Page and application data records
◇ ◇ ◇ ◇ ◇
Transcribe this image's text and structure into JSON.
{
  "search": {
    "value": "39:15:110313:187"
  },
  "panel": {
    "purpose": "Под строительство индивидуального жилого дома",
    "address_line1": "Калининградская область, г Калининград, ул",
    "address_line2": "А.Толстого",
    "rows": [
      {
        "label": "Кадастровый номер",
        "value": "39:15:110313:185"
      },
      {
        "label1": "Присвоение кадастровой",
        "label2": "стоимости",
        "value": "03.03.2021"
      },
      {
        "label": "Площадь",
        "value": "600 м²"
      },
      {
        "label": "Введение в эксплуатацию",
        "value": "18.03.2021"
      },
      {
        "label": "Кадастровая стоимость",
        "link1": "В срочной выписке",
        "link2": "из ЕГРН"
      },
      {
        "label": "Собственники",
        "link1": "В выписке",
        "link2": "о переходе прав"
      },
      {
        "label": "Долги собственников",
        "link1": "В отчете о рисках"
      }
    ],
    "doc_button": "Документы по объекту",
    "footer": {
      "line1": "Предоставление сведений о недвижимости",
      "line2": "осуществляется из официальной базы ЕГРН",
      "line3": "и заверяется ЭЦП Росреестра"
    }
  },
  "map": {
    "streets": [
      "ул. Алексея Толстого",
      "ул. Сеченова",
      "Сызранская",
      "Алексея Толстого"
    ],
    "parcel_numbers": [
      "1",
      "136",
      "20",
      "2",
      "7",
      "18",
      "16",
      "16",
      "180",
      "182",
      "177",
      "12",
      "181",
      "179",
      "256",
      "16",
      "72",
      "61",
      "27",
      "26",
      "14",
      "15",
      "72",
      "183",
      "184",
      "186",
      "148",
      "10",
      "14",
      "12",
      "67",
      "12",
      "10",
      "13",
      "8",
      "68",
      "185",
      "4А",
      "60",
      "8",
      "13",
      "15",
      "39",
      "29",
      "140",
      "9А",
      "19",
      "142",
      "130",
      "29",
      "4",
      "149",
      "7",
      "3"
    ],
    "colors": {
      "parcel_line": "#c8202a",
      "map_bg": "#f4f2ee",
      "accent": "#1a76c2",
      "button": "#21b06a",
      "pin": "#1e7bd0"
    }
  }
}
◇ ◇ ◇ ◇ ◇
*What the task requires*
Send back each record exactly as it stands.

*Response to this task*
Transcribe this image's text and structure into JSON.
{
  "search": {
    "value": "39:15:110313:187"
  },
  "panel": {
    "purpose": "Под строительство индивидуального жилого дома",
    "address_line1": "Калининградская область, г Калининград, ул",
    "address_line2": "А.Толстого",
    "rows": [
      {
        "label": "Кадастровый номер",
        "value": "39:15:110313:185"
      },
      {
        "label1": "Присвоение кадастровой",
        "label2": "стоимости",
        "value": "03.03.2021"
      },
      {
        "label": "Площадь",
        "value": "600 м²"
      },
      {
        "label": "Введение в эксплуатацию",
        "value": "18.03.2021"
      },
      {
        "label": "Кадастровая стоимость",
        "link1": "В срочной выписке",
        "link2": "из ЕГРН"
      },
      {
        "label": "Собственники",
        "link1": "В выписке",
        "link2": "о переходе прав"
      },
      {
        "label": "Долги собственников",
        "link1": "В отчете о рисках"
      }
    ],
    "doc_button": "Документы по объекту",
    "footer": {
      "line1": "Предоставление сведений о недвижимости",
      "line2": "осуществляется из официальной базы ЕГРН",
      "line3": "и заверяется ЭЦП Росреестра"
    }
  },
  "map": {
    "streets": [
      "ул. Алексея Толстого",
      "ул. Сеченова",
      "Сызранская",
      "Алексея Толстого"
    ],
    "parcel_numbers": [
      "1",
      "136",
      "20",
      "2",
      "7",
      "18",
      "16",
      "16",
      "180",
      "182",
      "177",
      "12",
      "181",
      "179",
      "256",
      "16",
      "72",
      "61",
      "27",
      "26",
      "14",
      "15",
      "72",
      "183",
      "184",
      "186",
      "148",
      "10",
      "14",
      "12",
      "67",
      "12",
      "10",
      "13",
      "8",
      "68",
      "185",
      "4А",
      "60",
      "8",
      "13",
      "15",
      "39",
      "29",
      "140",
      "9А",
      "19",
      "142",
      "130",
      "29",
      "4",
      "149",
      "7",
      "3"
    ],
    "colors": {
      "parcel_line": "#c8202a",
      "map_bg": "#f4f2ee",
      "accent": "#1a76c2",
      "button": "#21b06a",
      "pin": "#1e7bd0"
    }
  }
}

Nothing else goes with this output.